elephant communication occurs at frequencies too low for people
Disney's Animal Kingdom in Florida, Anne
Savage studies elephant communication in a carefully crafted
replica of an African ecosystem. Using microphones to record vocalizations
too low for human ears to discern, Savage is categorizing the calls
and matching them with potential meaning. In "Elephant Rumbles,"
she tells Alan, "it seems like it's been a very quiet day, then
we'll come back into the lab and find out they've been chatting
up a storm."
After long hours logging behavior and matching it to the vocalizations,
Savage has made at least two discoveries that illuminate the lives
of elephants. First, elephants chatter more to strangers than to
friends. Second, females rumble more when they are ready to mate
- about 21 days prior to ovulation, which happens just once every
four years. This suggests to Savage that the females are announcing
their impending fertility to males, who then have three weeks to
sort out mating rights amongst themselves.
far away can elephants communicate? That's what Stanford researcher
Caitlin O'Connell is investigating.
Her work with wild herds in Etosha National Park in Namibia suggests
that in theory, elephants' infrasonic rumbles could set up seismic
tremors in the ground that travel up to 30 or 40 miles. But whether
or not the elephants can detect these tremors or interpret them
as meaningful communication remains unknown.
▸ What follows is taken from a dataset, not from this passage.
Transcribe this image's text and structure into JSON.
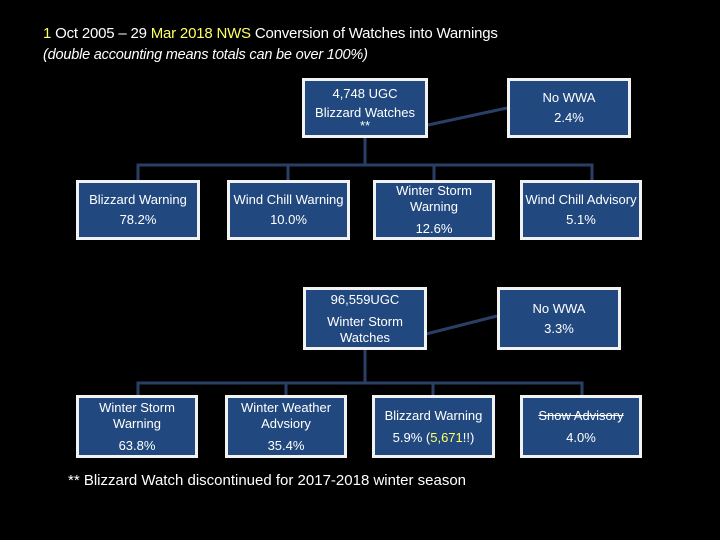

trains a domestic elephant to test her ability to hear through
the Oakland Zoo in California, O'Connell has set up an experiment
to determine just that. O'Connell has trained an elephant named
Donna to raise her foot at the sound of a rumble. Now, using a ground-shaking
machine that vibrates in the same range as the elephant rumbles,
O'Connell tries to figure out if Donna will respond to the seismic
tremors of a rumble the same way.
sits with the researchers about 100 feet away from Donna as the
experiment begins. At first, it seems as though Donna does raise
a foot when she feels the seismic tremor. But later, Donna also
raises a foot in the absence of such a signal. Is she picking up
on cues from her trainers? It's not yet clear, but with more patient
researchers like Savage and O'Connell on the case, it probably won't
be long before we have more answers. As Savage tells Alan, "Trying
to figure out what all of it means is very, very exciting."
more on this topic, see the web feature:
Seeing With Our Ears